Same as genotypic just with actual trait (albino) instead of letters

What is codominance?

Both alleles contribute to the phenotype

How are codominant alleles notated?

C superscript allele(s) C superscript allele(s)

How are codominant heterozygotes different than simple heterozygotes?

Simple heterozygotes take on dominant while codominant mixes both.

How do you write a codominant genotypic ratio?

Same as regular ratio just with the superscript

How do you write a codominant phenotypic ratio?

Same as regular ratio just with the trait

What is incomplete dominance?

One allele is not completely dominant over another.

How are incomplete dominance alleles notated?

They are notated by RR WW RW

How are incompletely dominant heterozygotes different than simple heterozygotes?

It’s the cross in between the homozygous, so red + white=pink

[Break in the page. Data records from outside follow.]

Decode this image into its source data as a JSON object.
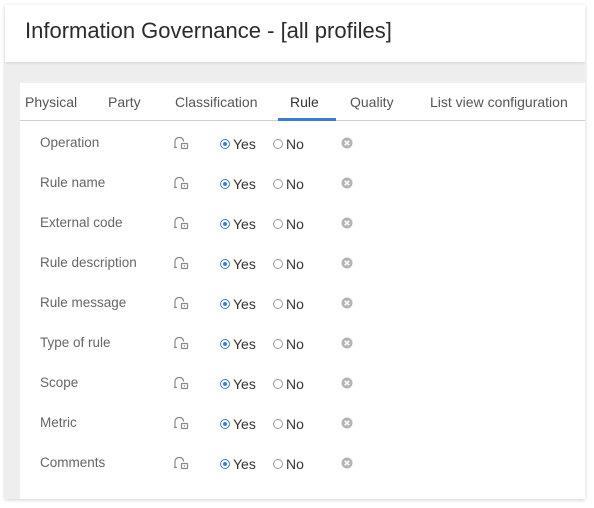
{
  "header": {
    "title": "Information Governance - [all profiles]"
  },
  "tabs": [
    {
      "label": "Physical",
      "active": false
    },
    {
      "label": "Party",
      "active": false
    },
    {
      "label": "Classification",
      "active": false
    },
    {
      "label": "Rule",
      "active": true
    },
    {
      "label": "Quality",
      "active": false
    },
    {
      "label": "List view configuration",
      "active": false
    }
  ],
  "fields": [
    {
      "label": "Operation",
      "value": "Yes"
    },
    {
      "label": "Rule name",
      "value": "Yes"
    },
    {
      "label": "External code",
      "value": "Yes"
    },
    {
      "label": "Rule description",
      "value": "Yes"
    },
    {
      "label": "Rule message",
      "value": "Yes"
    },
    {
      "label": "Type of rule",
      "value": "Yes"
    },
    {
      "label": "Scope",
      "value": "Yes"
    },
    {
      "label": "Metric",
      "value": "Yes"
    },
    {
      "label": "Comments",
      "value": "Yes"
    }
  ],
  "options": {
    "yes": "Yes",
    "no": "No"
  },
  "icons": {
    "field_lock": "lock-people-icon",
    "clear": "clear-circle-icon"
  },
  "colors": {
    "accent": "#3d7bd9",
    "icon": "#b5b5b5"
  }
}
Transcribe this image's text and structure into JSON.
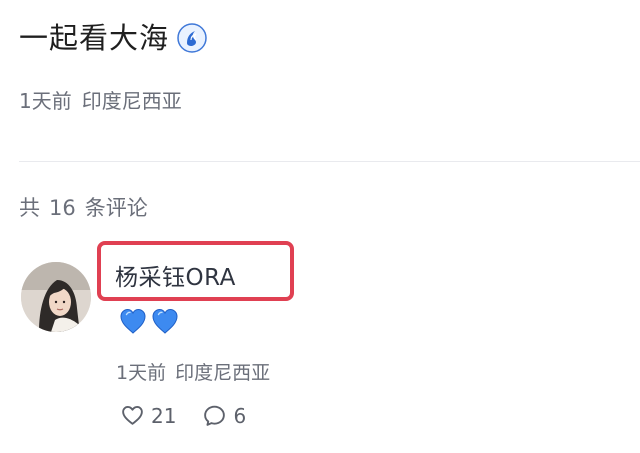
{
  "post": {
    "title": "一起看大海",
    "title_icon": "wave-icon",
    "time": "1天前",
    "location": "印度尼西亚"
  },
  "comments": {
    "count_prefix": "共",
    "count": "16",
    "count_suffix": "条评论",
    "item": {
      "author": "杨采钰ORA",
      "author_highlight_color": "#e04052",
      "reaction_icon": "blue-heart-icon",
      "time": "1天前",
      "location": "印度尼西亚",
      "likes": "21",
      "replies": "6"
    }
  },
  "colors": {
    "meta": "#6b6f7a",
    "heart": "#3d8af0",
    "icon": "#5d616b"
  }
}
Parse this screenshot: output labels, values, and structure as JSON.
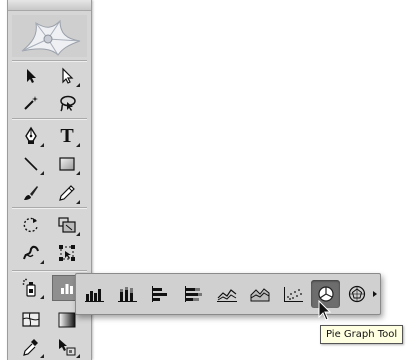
{
  "tools_panel": {
    "tools": [
      {
        "icon": "selection-icon"
      },
      {
        "icon": "direct-selection-icon"
      },
      {
        "icon": "magic-wand-icon"
      },
      {
        "icon": "lasso-icon"
      },
      {
        "icon": "pen-icon"
      },
      {
        "icon": "type-icon",
        "glyph": "T"
      },
      {
        "icon": "line-segment-icon"
      },
      {
        "icon": "rectangle-icon"
      },
      {
        "icon": "paintbrush-icon"
      },
      {
        "icon": "pencil-icon"
      },
      {
        "icon": "rotate-icon"
      },
      {
        "icon": "scale-icon"
      },
      {
        "icon": "warp-icon"
      },
      {
        "icon": "free-transform-icon"
      },
      {
        "icon": "symbol-sprayer-icon"
      },
      {
        "icon": "column-graph-icon"
      },
      {
        "icon": "mesh-icon"
      },
      {
        "icon": "gradient-icon"
      },
      {
        "icon": "eyedropper-icon"
      },
      {
        "icon": "live-paint-icon"
      }
    ]
  },
  "graph_flyout": {
    "tools": [
      {
        "icon": "column-graph-icon"
      },
      {
        "icon": "stacked-column-graph-icon"
      },
      {
        "icon": "bar-graph-icon"
      },
      {
        "icon": "stacked-bar-graph-icon"
      },
      {
        "icon": "line-graph-icon"
      },
      {
        "icon": "area-graph-icon"
      },
      {
        "icon": "scatter-graph-icon"
      },
      {
        "icon": "pie-graph-icon",
        "active": true
      },
      {
        "icon": "radar-graph-icon"
      }
    ],
    "tearoff_icon": "tearoff-arrow-icon"
  },
  "tooltip": {
    "text": "Pie Graph Tool"
  },
  "colors": {
    "panel": "#d6d6d6",
    "active_tool": "#6d6d6d",
    "tooltip_bg": "#ffffe1"
  }
}
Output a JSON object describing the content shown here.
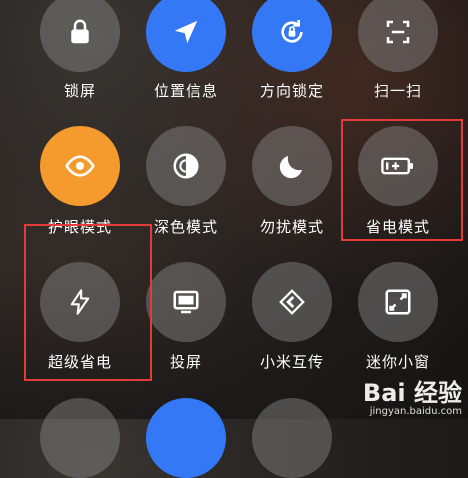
{
  "row1": [
    {
      "label": "锁屏",
      "icon": "lock-icon",
      "state": "off"
    },
    {
      "label": "位置信息",
      "icon": "location-arrow-icon",
      "state": "on"
    },
    {
      "label": "方向锁定",
      "icon": "rotation-lock-icon",
      "state": "on"
    },
    {
      "label": "扫一扫",
      "icon": "scan-icon",
      "state": "off"
    }
  ],
  "row2": [
    {
      "label": "护眼模式",
      "icon": "eye-icon",
      "state": "on"
    },
    {
      "label": "深色模式",
      "icon": "dark-mode-icon",
      "state": "off"
    },
    {
      "label": "勿扰模式",
      "icon": "moon-icon",
      "state": "off"
    },
    {
      "label": "省电模式",
      "icon": "battery-icon",
      "state": "off"
    }
  ],
  "row3": [
    {
      "label": "超级省电",
      "icon": "lightning-icon",
      "state": "off"
    },
    {
      "label": "投屏",
      "icon": "cast-screen-icon",
      "state": "off"
    },
    {
      "label": "小米互传",
      "icon": "mi-share-icon",
      "state": "off"
    },
    {
      "label": "迷你小窗",
      "icon": "mini-window-icon",
      "state": "off"
    }
  ],
  "watermark": {
    "brand": "Bai 经验",
    "url": "jingyan.baidu.com"
  },
  "colors": {
    "accent_blue": "#3478f6",
    "accent_orange": "#f59a2c",
    "highlight_red": "#e43a3a",
    "tile_off": "rgba(140,140,140,0.45)"
  }
}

How do you write an incompletely dominant genotypic ratio?

1:2:1 OR 25% BB 50% BW 25% bb

How do you write an incompletely dominant phenotypic ratio?


Same as above with the name of trait

What are multiple alleles?

Genes that are controlled by more than two alleles

How are multiple allele relationships different than simple dominant/recessive?

Genes that are controlled by more than two alleles, individuals cant have more than two alleles but more can exist in a population.

What are sex-linked traits?

Traits that are more likely to be inherited by one sex over another

How are sex-linked alleles notated?

Male XY, Female XX

Why are men more likely to have a sex-linked trait?

They only have one X so whatever their parents had they will most likely have


How do you write a sex-linked trait genotypic ratio?

Same as normal genotypic ratio just using X and Y and whatever alleles they had

How do you write a sex-linked trait phenotypic ratio?

Same as normal phenotypic ratio

What does a pedigree show?

They show the traits passed down through the family and generations. They show the people who had it and the carriers

How are males notated on a pedigree?

They are squares


Females on pedigree?

They are circles

Individuals mating producing offspring?

Lines connecting each other horizontally in between

How are affected individuals notated?

Shaded Fully

How are carriers notated?

Shaded halfway

What are the characteristics of a recessive trait pedigree?

Shows up less frequently


Skips a generation


What are the characteristics of a dominant trait pedigree?

Shows up more frequently


Does not skip a generation


One or more parents has to have it or be a carrier


What are the characteristics of a sex-linked trait pedigree?

Carrier shaded halfway, trait fully shaded